*** Opening of RECORD EXTRACTS ***

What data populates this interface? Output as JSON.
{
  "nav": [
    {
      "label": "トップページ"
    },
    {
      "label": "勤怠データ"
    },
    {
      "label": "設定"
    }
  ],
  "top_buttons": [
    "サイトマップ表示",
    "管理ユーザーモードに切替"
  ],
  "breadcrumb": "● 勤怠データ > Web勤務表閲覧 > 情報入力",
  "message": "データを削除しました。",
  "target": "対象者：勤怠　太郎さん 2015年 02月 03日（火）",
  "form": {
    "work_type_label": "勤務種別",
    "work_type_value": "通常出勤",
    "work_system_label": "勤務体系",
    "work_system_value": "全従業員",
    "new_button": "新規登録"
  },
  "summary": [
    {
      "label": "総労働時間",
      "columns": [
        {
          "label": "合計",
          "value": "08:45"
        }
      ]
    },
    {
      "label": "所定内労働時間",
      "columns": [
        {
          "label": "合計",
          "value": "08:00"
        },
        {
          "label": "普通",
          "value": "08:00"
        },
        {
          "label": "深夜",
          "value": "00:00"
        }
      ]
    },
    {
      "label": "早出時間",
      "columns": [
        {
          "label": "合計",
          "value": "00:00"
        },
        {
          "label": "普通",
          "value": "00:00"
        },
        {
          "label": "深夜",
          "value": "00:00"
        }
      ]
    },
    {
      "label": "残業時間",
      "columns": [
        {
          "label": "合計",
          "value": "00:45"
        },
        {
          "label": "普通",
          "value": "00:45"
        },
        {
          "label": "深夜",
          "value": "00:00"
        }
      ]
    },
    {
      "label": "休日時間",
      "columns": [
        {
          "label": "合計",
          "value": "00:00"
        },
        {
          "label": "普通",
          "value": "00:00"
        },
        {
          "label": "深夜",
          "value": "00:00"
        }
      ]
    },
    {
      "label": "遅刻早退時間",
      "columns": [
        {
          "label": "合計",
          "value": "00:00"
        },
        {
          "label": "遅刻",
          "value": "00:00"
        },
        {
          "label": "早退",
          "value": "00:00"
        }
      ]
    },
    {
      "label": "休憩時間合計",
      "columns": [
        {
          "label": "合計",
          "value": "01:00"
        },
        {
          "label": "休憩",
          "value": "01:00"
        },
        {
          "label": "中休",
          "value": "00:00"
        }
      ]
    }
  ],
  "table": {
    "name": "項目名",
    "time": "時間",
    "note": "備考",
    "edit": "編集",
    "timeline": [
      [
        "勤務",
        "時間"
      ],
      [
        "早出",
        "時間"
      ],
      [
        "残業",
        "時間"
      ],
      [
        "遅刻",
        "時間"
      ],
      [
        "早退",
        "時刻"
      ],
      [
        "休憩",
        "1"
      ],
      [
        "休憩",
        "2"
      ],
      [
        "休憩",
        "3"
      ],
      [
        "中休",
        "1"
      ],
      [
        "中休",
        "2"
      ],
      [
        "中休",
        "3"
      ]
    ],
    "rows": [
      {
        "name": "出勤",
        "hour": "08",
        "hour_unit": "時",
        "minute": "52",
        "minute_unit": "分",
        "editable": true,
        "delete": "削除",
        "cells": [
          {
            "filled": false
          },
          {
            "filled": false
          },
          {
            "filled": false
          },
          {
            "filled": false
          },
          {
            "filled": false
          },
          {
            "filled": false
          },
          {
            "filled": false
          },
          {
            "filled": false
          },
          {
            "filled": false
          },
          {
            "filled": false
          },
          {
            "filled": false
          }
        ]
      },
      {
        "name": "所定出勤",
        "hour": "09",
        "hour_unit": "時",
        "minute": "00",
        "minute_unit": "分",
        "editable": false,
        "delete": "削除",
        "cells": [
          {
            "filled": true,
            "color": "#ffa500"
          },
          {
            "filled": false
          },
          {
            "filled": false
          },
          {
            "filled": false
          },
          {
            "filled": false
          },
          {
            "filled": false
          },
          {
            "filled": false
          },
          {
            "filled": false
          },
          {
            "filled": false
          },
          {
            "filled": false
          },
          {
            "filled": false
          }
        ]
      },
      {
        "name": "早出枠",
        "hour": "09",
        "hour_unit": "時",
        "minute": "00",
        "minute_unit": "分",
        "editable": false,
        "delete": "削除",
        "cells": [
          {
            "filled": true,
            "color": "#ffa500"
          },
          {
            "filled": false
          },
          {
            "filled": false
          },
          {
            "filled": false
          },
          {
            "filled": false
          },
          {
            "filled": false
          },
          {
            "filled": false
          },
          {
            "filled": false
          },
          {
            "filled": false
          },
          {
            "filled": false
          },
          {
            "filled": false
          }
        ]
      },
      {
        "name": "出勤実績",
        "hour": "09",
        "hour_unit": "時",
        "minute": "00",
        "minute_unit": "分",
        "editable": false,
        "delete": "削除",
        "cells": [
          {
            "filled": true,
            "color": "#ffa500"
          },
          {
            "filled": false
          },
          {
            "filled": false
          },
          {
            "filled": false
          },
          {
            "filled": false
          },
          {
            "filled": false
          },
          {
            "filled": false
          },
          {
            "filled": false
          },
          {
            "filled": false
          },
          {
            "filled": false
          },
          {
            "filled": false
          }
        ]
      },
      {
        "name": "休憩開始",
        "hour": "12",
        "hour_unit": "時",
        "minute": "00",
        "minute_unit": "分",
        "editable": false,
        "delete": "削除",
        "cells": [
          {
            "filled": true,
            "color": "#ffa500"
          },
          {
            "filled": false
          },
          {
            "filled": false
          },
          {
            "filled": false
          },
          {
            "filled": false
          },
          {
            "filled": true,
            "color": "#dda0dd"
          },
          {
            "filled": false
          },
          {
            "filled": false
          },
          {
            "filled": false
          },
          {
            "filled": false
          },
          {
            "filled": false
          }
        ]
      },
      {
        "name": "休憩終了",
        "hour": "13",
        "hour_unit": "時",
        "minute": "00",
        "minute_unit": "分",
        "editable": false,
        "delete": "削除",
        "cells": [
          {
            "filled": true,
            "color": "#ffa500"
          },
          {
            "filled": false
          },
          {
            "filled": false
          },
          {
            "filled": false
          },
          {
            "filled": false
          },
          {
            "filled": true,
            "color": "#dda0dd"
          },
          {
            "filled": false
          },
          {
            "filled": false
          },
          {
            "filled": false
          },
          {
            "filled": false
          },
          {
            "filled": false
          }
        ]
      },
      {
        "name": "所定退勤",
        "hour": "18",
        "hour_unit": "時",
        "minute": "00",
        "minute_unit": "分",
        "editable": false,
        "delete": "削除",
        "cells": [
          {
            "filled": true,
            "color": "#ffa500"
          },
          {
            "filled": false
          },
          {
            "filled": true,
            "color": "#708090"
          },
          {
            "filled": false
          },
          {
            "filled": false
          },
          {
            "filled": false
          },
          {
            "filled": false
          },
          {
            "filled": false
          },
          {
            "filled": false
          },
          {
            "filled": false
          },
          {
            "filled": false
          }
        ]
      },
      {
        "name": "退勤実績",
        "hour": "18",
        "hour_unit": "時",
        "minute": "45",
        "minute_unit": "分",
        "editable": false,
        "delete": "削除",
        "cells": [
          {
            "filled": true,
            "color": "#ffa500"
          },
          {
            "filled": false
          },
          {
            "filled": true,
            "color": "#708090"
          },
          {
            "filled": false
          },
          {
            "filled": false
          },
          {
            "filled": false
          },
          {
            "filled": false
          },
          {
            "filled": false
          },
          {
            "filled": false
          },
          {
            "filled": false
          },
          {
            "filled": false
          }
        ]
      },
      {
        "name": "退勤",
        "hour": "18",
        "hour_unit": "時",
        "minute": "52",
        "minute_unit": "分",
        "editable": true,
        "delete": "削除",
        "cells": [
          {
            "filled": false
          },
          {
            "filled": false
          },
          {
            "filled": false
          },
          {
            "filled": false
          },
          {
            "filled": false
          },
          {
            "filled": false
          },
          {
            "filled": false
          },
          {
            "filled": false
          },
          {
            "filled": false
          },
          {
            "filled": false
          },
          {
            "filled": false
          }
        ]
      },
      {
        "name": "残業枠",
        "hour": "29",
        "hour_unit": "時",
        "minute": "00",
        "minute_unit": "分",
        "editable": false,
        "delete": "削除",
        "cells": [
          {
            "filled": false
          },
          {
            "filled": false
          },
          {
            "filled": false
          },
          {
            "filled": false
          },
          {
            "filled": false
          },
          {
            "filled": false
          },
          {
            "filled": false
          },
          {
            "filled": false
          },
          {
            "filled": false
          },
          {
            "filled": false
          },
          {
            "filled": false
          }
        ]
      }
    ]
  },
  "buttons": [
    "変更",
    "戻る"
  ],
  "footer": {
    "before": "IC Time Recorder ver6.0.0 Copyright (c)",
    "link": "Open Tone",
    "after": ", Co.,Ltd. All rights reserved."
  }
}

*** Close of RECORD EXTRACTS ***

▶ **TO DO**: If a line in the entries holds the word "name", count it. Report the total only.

▶ **RESULT**: 11